Dustin Chang on Yoshitaka Yamaguchi’s Neko Samurai: “A cute cat and a grumpy samurai… I mean, really? Japan, what took you so long?!” Kazuki Kitamura, who plays that grumpy samurai, will attend the screening on Saturday, July 19, and receive the Cut Above award. Chang also recommends Ryoko Yoshida’s “very funny and surprisingly tender” The Passion.
Christopher Bourne on Azuma Morisaki’s Pecoross’ Mother and Her Days: “This delightfully funny and emotionally poignant film by Morisaki Azuma, reportedly the oldest active film director in Japan, follows Yuichi (Iwamatsu Ryo), a manga artist/musician/salaryman… who must deal with his mother Mitsue’s (Harada Kiwako) ever worsening dementia.” Also, Sion Sono’s Why Don’t You Play in Hell? “is stolen lock stock and barrel by Nikaido Fumi, the amazing 19-year-old actress who plays her role with tons of gum-smacking attitude. It’s a funny and sexy performance that is positively mesmerizing. She’ll be the guest of honor at Japan Cuts’ opening night.”

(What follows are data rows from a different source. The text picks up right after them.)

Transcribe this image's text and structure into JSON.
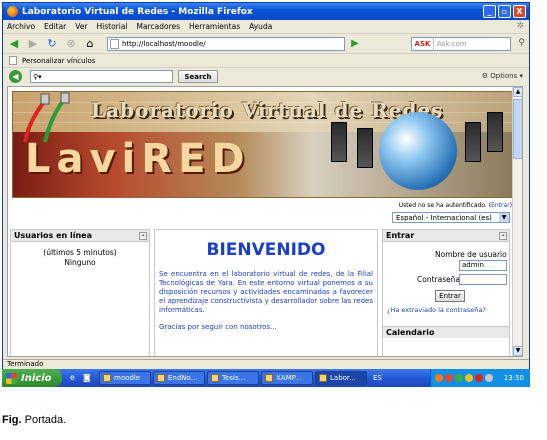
{
  "window": {
    "title": "Laboratorio Virtual de Redes - Mozilla Firefox",
    "buttons": [
      "_",
      "▫",
      "X"
    ]
  },
  "menu": [
    "Archivo",
    "Editar",
    "Ver",
    "Historial",
    "Marcadores",
    "Herramientas",
    "Ayuda"
  ],
  "nav": {
    "url": "http://localhost/moodle/",
    "search_engine": "ASK",
    "search_placeholder": "Ask.com"
  },
  "bookmarks": {
    "item": "Personalizar vínculos"
  },
  "toolbar2": {
    "search_value": "",
    "search_button": "Search",
    "options": "Options"
  },
  "banner": {
    "title": "Laboratorio Virtual de Redes",
    "big": "LaviRED"
  },
  "auth": {
    "text": "Usted no se ha autentificado. (",
    "link": "Entrar",
    "close": ")"
  },
  "language": {
    "selected": "Español - Internacional (es)"
  },
  "users_block": {
    "header": "Usuarios en línea",
    "line1": "(últimos 5 minutos)",
    "line2": "Ninguno"
  },
  "main": {
    "welcome": "BIENVENIDO",
    "paragraph": "Se encuentra en el laboratorio virtual de redes, de la Filial Tecnológicas de Yara. En este entorno virtual ponemos a su disposición recursos y actividades encaminadas a favorecer el aprendizaje constructivista y desarrollador sobre las redes informáticas.",
    "thanks": "Gracias por seguir con nosotros..."
  },
  "login_block": {
    "header": "Entrar",
    "username_label": "Nombre de usuario",
    "username_value": "admin",
    "password_label": "Contraseña",
    "password_value": "",
    "submit": "Entrar",
    "lost": "¿Ha extraviado la contraseña?",
    "calendar": "Calendario"
  },
  "statusbar": {
    "text": "Terminado"
  },
  "taskbar": {
    "start": "Inicio",
    "tasks": [
      "moodle",
      "EndNo...",
      "Tesis...",
      "XAMP...",
      "Labor..."
    ],
    "lang": "ES",
    "clock": "13:50"
  },
  "caption": {
    "bold": "Fig.",
    "text": " Portada."
  }
}
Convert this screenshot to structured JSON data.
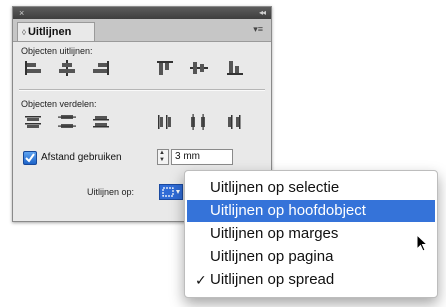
{
  "panel": {
    "close_glyph": "×",
    "collapse_glyph": "◂◂",
    "tab_arrows": "◊",
    "tab_label": "Uitlijnen",
    "menu_glyph": "▾≡",
    "section_align_label": "Objecten uitlijnen:",
    "section_distribute_label": "Objecten verdelen:",
    "align_icons": [
      "align-left-edges-icon",
      "align-horizontal-centers-icon",
      "align-right-edges-icon",
      "align-top-edges-icon",
      "align-vertical-centers-icon",
      "align-bottom-edges-icon"
    ],
    "distribute_icons": [
      "distribute-top-edges-icon",
      "distribute-vertical-centers-icon",
      "distribute-bottom-edges-icon",
      "distribute-left-edges-icon",
      "distribute-horizontal-centers-icon",
      "distribute-right-edges-icon"
    ],
    "use_spacing": {
      "label": "Afstand gebruiken",
      "checked": true
    },
    "spacing_value": "3 mm",
    "align_to_label": "Uitlijnen op:"
  },
  "dropdown": {
    "items": [
      {
        "label": "Uitlijnen op selectie",
        "selected": false,
        "highlighted": false
      },
      {
        "label": "Uitlijnen op hoofdobject",
        "selected": false,
        "highlighted": true
      },
      {
        "label": "Uitlijnen op marges",
        "selected": false,
        "highlighted": false
      },
      {
        "label": "Uitlijnen op pagina",
        "selected": false,
        "highlighted": false
      },
      {
        "label": "Uitlijnen op spread",
        "selected": true,
        "highlighted": false
      }
    ],
    "check_glyph": "✓"
  },
  "colors": {
    "highlight": "#3573d9",
    "checkbox": "#2f74d6",
    "panel_bg": "#e9e9e9"
  }
}
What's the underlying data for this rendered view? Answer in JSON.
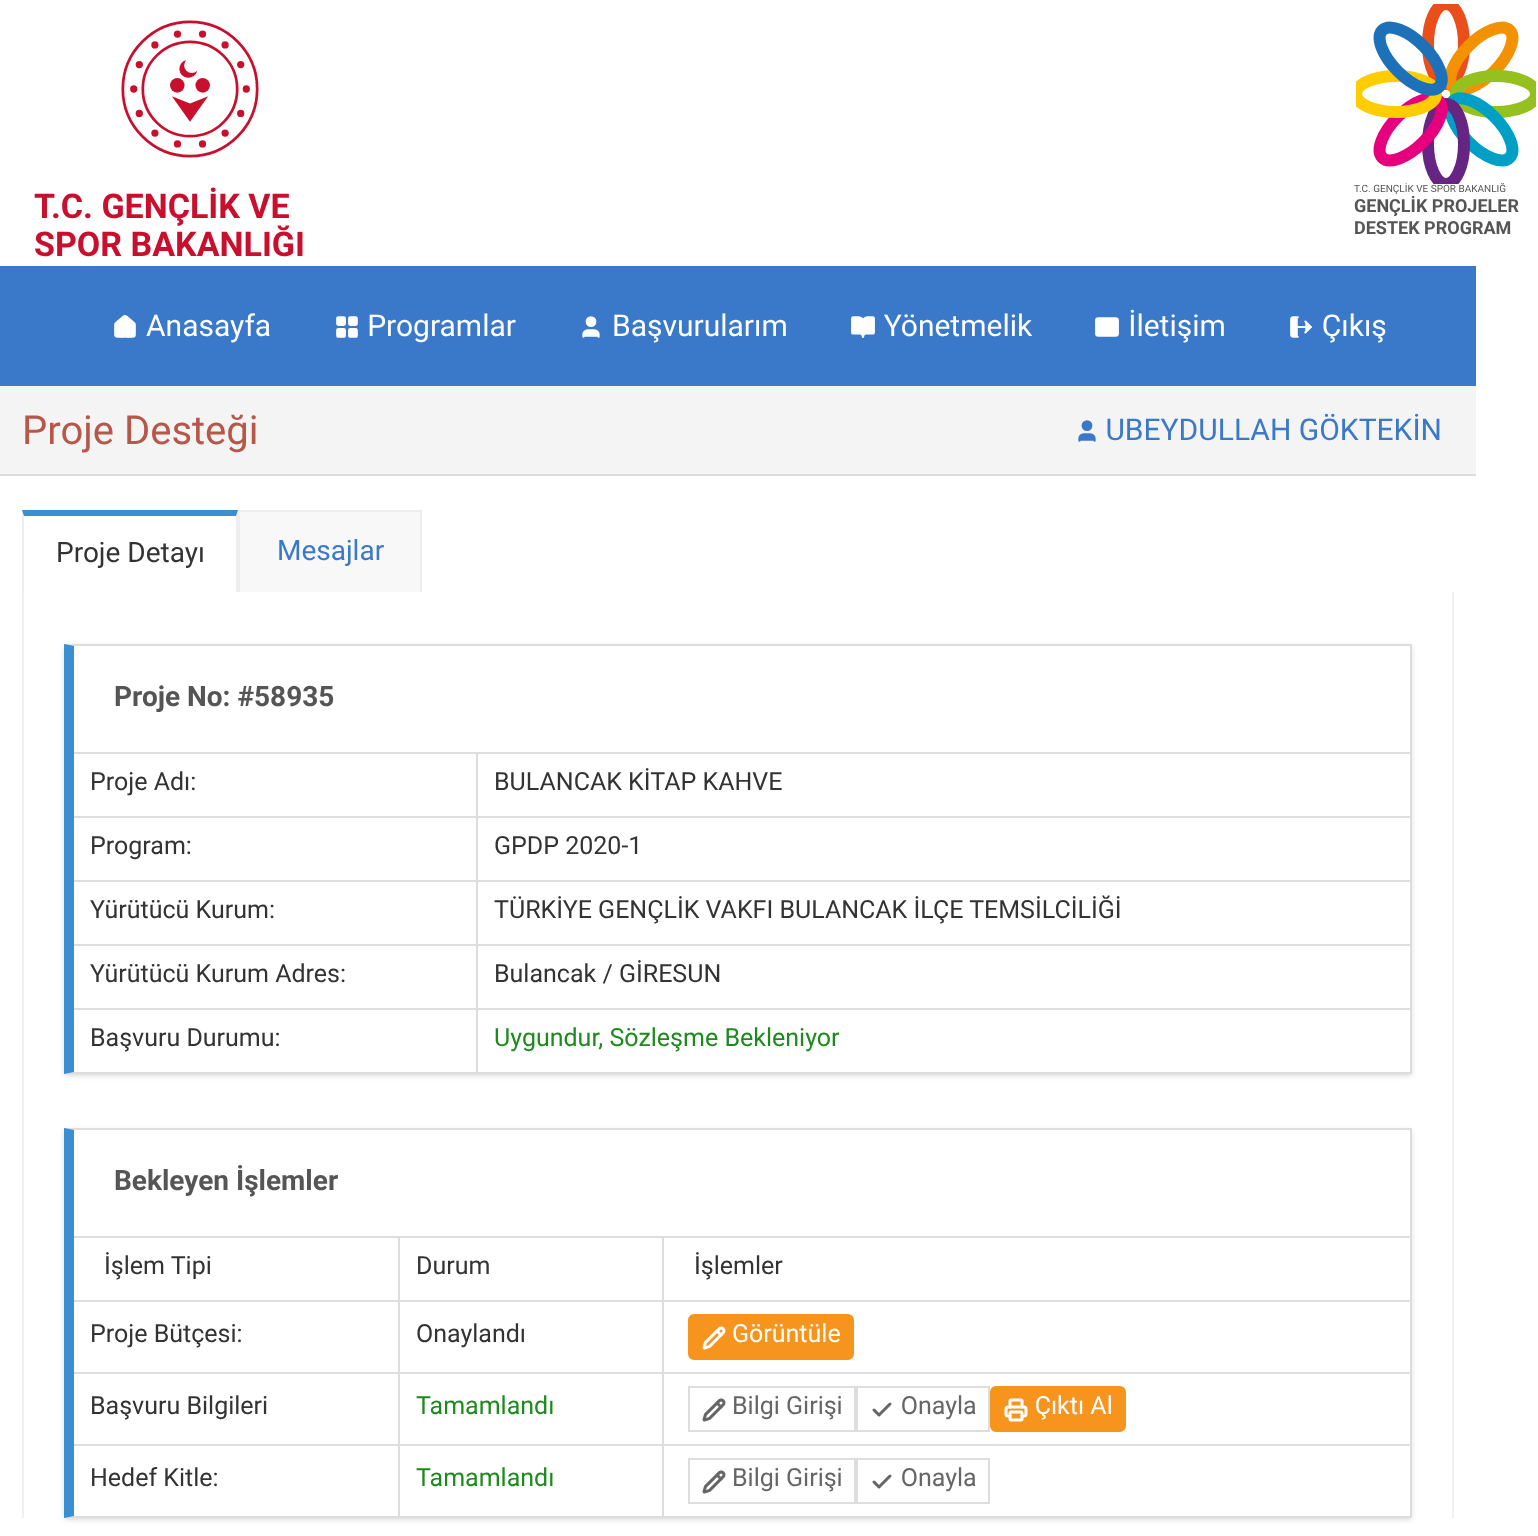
{
  "header": {
    "ministry_logo": [
      "T.C. GENÇLİK VE",
      "SPOR BAKANLIĞI"
    ],
    "program_logo": {
      "caption": "T.C. GENÇLİK VE SPOR BAKANLIĞ",
      "lines": [
        "GENÇLİK PROJELER",
        "DESTEK PROGRAM"
      ]
    }
  },
  "nav": [
    {
      "label": "Anasayfa"
    },
    {
      "label": "Programlar"
    },
    {
      "label": "Başvurularım"
    },
    {
      "label": "Yönetmelik"
    },
    {
      "label": "İletişim"
    },
    {
      "label": "Çıkış"
    }
  ],
  "page_title": "Proje Desteği",
  "user": "UBEYDULLAH GÖKTEKİN",
  "tabs": [
    {
      "label": "Proje Detayı",
      "selected": true
    },
    {
      "label": "Mesajlar",
      "selected": false
    }
  ],
  "project": {
    "title": "Proje No: #58935",
    "rows": [
      {
        "label": "Proje Adı:",
        "value": "BULANCAK KİTAP KAHVE",
        "kind": "plain"
      },
      {
        "label": "Program:",
        "value": "GPDP 2020-1",
        "kind": "plain"
      },
      {
        "label": "Yürütücü Kurum:",
        "value": "TÜRKİYE GENÇLİK VAKFI BULANCAK İLÇE TEMSİLCİLİĞİ",
        "kind": "plain"
      },
      {
        "label": "Yürütücü Kurum Adres:",
        "value": "Bulancak / GİRESUN",
        "kind": "plain"
      },
      {
        "label": "Başvuru Durumu:",
        "value": "Uygundur, Sözleşme Bekleniyor",
        "kind": "success"
      }
    ]
  },
  "pending": {
    "title": "Bekleyen İşlemler",
    "columns": [
      "İşlem Tipi",
      "Durum",
      "İşlemler"
    ],
    "rows": [
      {
        "type": "Proje Bütçesi:",
        "status": "Onaylandı",
        "kind": "plain",
        "actions": [
          {
            "label": "Görüntüle",
            "kind": "view"
          }
        ]
      },
      {
        "type": "Başvuru Bilgileri",
        "status": "Tamamlandı",
        "kind": "success",
        "actions": [
          {
            "label": "Bilgi Girişi",
            "kind": "edit"
          },
          {
            "label": "Onayla",
            "kind": "approve"
          },
          {
            "label": "Çıktı Al",
            "kind": "print"
          }
        ]
      },
      {
        "type": "Hedef Kitle:",
        "status": "Tamamlandı",
        "kind": "success",
        "actions": [
          {
            "label": "Bilgi Girişi",
            "kind": "edit"
          },
          {
            "label": "Onayla",
            "kind": "approve"
          }
        ]
      }
    ]
  }
}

Update, 7/11: “The Snow White Murder Case is very much a product of our time,” writes Jared Mobarak at the Film Stage. “A satirical take on the Twitter age that also to a point provides a compelling murder mystery reminiscent of Gillian Flynn’s Gone Girl, the story’s as much a social critique as it is dramatic fiction.”
Update, 7/12: “Anna Broinowski is on a mission to prevent fracking with the most unconventional of methods: a propaganda film adhering to the codes of the late Kim Jong-il.” Alexander Hunter for the FSLC: “Her documentary/meta activist film Aim High in Creation! joins her on a journey from her home in Australia into the secretive nation of North Korea to converse with the Martin Scorseses and Meryl Streeps of the nation’s movie industry. Complete with tae kwon do demonstrations, group singing lessons, and harsh acting tips, Broinowski’s film relays messages and advice from the nation’s finest in the cinematic arts to the cast of her own crew to employ, along with some of her own advice.”
Update, 7/14: Wood Job! “is the latest comedy by Yaguchi Shinobu, a filmmaker who specializes in a very specific kind of formula: mining all the absurd hijinks that occur when its main character pursues an unusual sort of art, sport, or profession,” writes Christopher Bourne at Twitch. “Wood Job! takes us deep into the world of forestry, and it proves to be one of Yaguchi’s strongest and funniest films to date.”
Updates, 7/19: More from Twitch. For Christopher Bourne, 0.5mm is “a major highlight of this year’s Japan Cuts festival.” And Miura Daisuke’s Love’s Whirlpool offers a very stimulating mix of eroticism, comedy, social critique, and melancholy that makes for quite a memorable experience.”
Update, 7/21: “Tale of a Butcher Shop may be more or less your standard, garden-variety sort of documentary,” writes Christopher Bourne at Twitch, “but its delicate powers of observation, as well as the deep respect shown for this hard-working and loving family, help to make it a very touching and finely observed film.”
Update, 7/25: For Twitch (again), Diva Vélez talks with director Ochiai Ken, actress Yamamoto Chihiro and producer Mori Ko about Uzumasa Limelight; and with Fumi Nikaido about her performance in Sion Sono’s Why Don’t You Play in Hell?.